When faced with a difficult decision or problem, there are two options: take the easy route out and give up, or work through the scenario and extract valuable lessons from it, regardless of what happens. The first option might make you happy. Not having to deal with, say, an awkward confrontation with someone can definitely invoke a pleasant feeling of relief. But is it the best decision? Meaning represents a beacon of light in the situations where a seemingly dark and endless void swallows you up in self-doubt and fear.
I believe that meaning in one’s life can lead to a happier life. By that, I mean a life with more and greater moments/experiences of happiness. I’ve found that happiness can be extracted from meaning, but I don’t believe that the opposite is always true. It is why, when contemplating decisions or creating goals, I ask “What does this mean to me?” in addition to asking myself “Will this make me happy?” It often leads to deeper insight into whether I’m interested in something for the short run and the momentary sensation it creates, or if it has the potential to have a lasting, deeper impact on my life.
Meaning, similar to happiness, can look like different things for different people. Some find it in their family, others in their work, religion, community, or artistic expression. Through whatever medium it may come to you, I hope you find it in your heart to ask happiness to scooch over to make some room for meaning in your life.
Thanks so much for reading! I would love to hear your thoughts on happiness, meaning, and the different roles they play in your life.
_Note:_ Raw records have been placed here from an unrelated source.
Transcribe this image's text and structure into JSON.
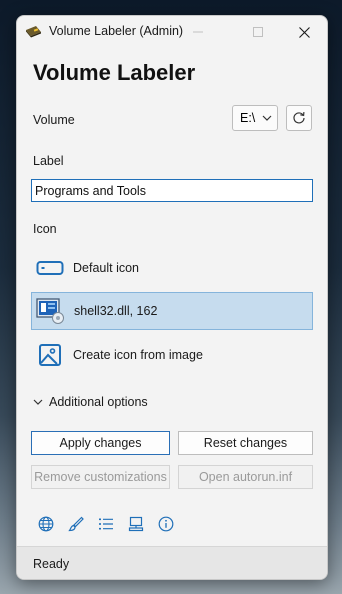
{
  "window": {
    "title": "Volume Labeler (Admin)",
    "icons": {
      "app": "drive-icon",
      "minimize": "minimize-icon",
      "maximize": "maximize-icon",
      "close": "close-icon"
    }
  },
  "header": {
    "title": "Volume Labeler"
  },
  "volume": {
    "label": "Volume",
    "selected": "E:\\",
    "refresh_icon": "refresh-icon"
  },
  "label_field": {
    "label": "Label",
    "value": "Programs and Tools"
  },
  "icon_section": {
    "label": "Icon",
    "options": [
      {
        "label": "Default icon",
        "icon": "drive-icon",
        "selected": false
      },
      {
        "label": "shell32.dll, 162",
        "icon": "shell32-icon",
        "selected": true
      },
      {
        "label": "Create icon from image",
        "icon": "image-icon",
        "selected": false
      }
    ]
  },
  "additional_options": {
    "label": "Additional options",
    "expanded": true
  },
  "buttons": {
    "apply": "Apply changes",
    "reset": "Reset changes",
    "remove": "Remove customizations",
    "open_autorun": "Open autorun.inf"
  },
  "toolbar": [
    "globe-icon",
    "brush-icon",
    "list-icon",
    "computer-icon",
    "info-icon"
  ],
  "status": {
    "text": "Ready"
  },
  "colors": {
    "accent": "#1f6fb8",
    "selected_bg": "#c6dcee"
  }
}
If you like what you read, feel free to check out my other posts and follow me.